How open banking is reshaping the global financial services landscape
Fintech players are constantly disrupting the financial services ecosystem, pressuring banks to change their business operations and enhancing the overall experience of the customer.
Open banking is a disruptive extension to this, enabling banking institutes to collaborate with fintech platforms and adopt open API technology to stay ahead of their peers. The practice is no more a new concept.
With the COVID-19 pandemic impacting global business operations, open banking-based products have multiplied since 2020.
Benefits of open banking
Open banking helps in sharing the valuable and confidential data of the customers to third-party fintech firms safely and securely. It helps customers to keep track of their money and make online transactions through their banks on a real-time basis.
On the other hand, it helps seamless transactions and reduces processing costs for the merchants.
This open banking era is a great time to be a customer as it helps in maintaining complete transparency with the bank and enables them to execute real-time financial transactions to help invest and save money.
It has also created a need for the traditional financial ecosystem to become dynamic by constantly improving its services and offers.
The open banking APIs are also beneficial to banks as it enables them to track all the financial information of the customers, thereby helping them to create new products and services.
Banks can also see the historical transactions of the customers and analyse their credit scores and assess the level of borrower’s risk.
Bridging the gap between banks and technology
Open banking is helping in uplifting the financial services scenario as the intellectual use of API and machine learning systems analyses data, payments, or even looks for suspicious activities.
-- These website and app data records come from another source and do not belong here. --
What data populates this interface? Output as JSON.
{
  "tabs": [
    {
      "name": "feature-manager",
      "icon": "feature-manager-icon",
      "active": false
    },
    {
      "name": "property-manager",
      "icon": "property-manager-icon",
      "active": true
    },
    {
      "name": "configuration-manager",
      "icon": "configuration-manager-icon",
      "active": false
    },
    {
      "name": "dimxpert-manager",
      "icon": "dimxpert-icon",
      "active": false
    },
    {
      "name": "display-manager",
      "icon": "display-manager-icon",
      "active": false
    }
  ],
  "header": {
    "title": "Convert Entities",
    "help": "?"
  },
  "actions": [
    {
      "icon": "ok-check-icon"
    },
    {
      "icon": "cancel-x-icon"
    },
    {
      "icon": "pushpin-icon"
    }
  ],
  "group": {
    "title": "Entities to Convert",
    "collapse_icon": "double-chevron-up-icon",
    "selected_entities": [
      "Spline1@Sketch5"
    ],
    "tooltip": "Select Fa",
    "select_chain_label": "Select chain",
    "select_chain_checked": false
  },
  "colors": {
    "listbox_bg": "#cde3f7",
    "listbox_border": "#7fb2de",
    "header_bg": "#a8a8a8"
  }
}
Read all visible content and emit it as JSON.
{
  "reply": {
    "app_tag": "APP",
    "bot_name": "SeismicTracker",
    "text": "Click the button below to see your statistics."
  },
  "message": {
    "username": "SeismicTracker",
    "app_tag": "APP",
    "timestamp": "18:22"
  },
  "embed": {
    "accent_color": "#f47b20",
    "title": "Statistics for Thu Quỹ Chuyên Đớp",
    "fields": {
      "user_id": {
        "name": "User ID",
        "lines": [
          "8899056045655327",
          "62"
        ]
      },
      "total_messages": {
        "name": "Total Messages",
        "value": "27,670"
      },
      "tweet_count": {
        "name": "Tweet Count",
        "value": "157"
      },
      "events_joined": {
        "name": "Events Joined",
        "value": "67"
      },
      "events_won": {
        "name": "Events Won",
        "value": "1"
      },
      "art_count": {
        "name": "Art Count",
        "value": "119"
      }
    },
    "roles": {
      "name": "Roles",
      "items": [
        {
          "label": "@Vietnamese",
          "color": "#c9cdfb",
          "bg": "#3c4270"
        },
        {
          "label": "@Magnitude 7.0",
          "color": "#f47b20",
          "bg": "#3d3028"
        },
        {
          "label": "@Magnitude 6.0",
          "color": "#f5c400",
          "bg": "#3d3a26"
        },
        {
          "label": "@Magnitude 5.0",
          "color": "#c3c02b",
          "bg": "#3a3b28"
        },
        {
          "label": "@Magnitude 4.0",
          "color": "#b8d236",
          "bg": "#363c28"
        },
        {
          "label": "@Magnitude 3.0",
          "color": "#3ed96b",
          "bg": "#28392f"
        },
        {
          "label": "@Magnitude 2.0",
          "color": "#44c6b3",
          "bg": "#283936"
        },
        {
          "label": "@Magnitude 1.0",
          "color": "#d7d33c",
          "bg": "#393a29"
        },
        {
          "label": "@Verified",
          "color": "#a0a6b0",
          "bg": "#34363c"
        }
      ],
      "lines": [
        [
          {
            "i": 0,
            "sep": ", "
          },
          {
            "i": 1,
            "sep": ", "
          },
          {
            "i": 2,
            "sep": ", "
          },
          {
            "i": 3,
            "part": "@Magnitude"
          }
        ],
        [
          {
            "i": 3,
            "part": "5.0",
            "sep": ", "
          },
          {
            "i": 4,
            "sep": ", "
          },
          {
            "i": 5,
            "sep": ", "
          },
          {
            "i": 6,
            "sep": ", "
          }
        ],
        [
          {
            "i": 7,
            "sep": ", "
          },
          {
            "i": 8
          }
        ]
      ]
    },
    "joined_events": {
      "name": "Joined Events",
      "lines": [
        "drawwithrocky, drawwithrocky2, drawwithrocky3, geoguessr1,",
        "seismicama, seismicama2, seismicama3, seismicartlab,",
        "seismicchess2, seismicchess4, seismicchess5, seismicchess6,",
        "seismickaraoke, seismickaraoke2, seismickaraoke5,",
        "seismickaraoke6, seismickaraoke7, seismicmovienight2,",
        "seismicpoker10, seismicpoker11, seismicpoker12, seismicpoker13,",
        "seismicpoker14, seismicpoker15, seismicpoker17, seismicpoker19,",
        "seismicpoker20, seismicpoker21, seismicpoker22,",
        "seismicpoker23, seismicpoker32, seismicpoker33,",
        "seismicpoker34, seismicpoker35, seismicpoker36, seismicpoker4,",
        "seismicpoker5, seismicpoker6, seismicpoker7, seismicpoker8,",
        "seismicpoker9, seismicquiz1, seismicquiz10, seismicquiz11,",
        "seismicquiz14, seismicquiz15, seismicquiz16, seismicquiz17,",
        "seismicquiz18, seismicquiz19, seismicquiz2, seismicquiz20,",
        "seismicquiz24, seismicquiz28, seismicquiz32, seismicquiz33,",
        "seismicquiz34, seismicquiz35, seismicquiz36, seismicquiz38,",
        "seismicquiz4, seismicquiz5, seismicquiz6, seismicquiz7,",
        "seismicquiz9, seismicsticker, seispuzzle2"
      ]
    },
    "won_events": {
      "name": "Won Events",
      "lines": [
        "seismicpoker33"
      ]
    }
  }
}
By opening up their APIs, banks can now look at creating new revenue streams by simply adopting a plug-n-play model. New services could be on the lines of – investing in the stock markets, checking your credit score real-time, linking your bank accounts with SIPs, insurance premiums, etc.
Creating new products and services and integrating them into the banking system could have taken days, if not months. But thanks to the open APIs, banks can take advantage of the detailed data analytics and create new revenue channels instantly.
Open banking platforms have technologically disrupted the fintech sector across the US, the UK, and the Asia-Pacific. Traditional banking institutions collaborate with new-age fintech platforms to standardise financial data exchange practices.
Moreover, COVID-19 has given a boost to the trend of digital banking/payments, cashless transactions, especially in a cash dominated country like India.
Even in the post-COVID era, open banking will stay, and banks and fintechs will come up with more innovations and ideas. They will address the security threats and privacy concerns responsibly.
Ideal for individuals and small businesses
The system is helping both individuals and small and medium businesses. Open banking requires end-to-end digital infrastructure, and hence, a few banks are still not in a position to provide tailored experiences to their customers.
Few modern banking platforms like open APIs, AI-based analytics, cloud computing, and extremely high security is required for smooth transactions. Digitalisation is happening slowly in the banks for a seamless experience to customers, banks, and third parties, but such big evolution will take little time to happen on a global scale.
Banks and fintech companies have started working together, but still, there is room for improvement in the open banking system like digital advisors, augmented reality, virtual reality components, etc. This will boost the trust factor and enhance the customer experience.
This is an ideal time for open banking to evolve, and it is surely one of the best revolutions for banks, fintech companies, and customers globally. The focus should ideally be on data security to build trust across all stakeholders of this ecosystem.
(Disclaimer: The views and opinions expressed in this article are those of the author and do not necessarily reflect the views of YourStory.)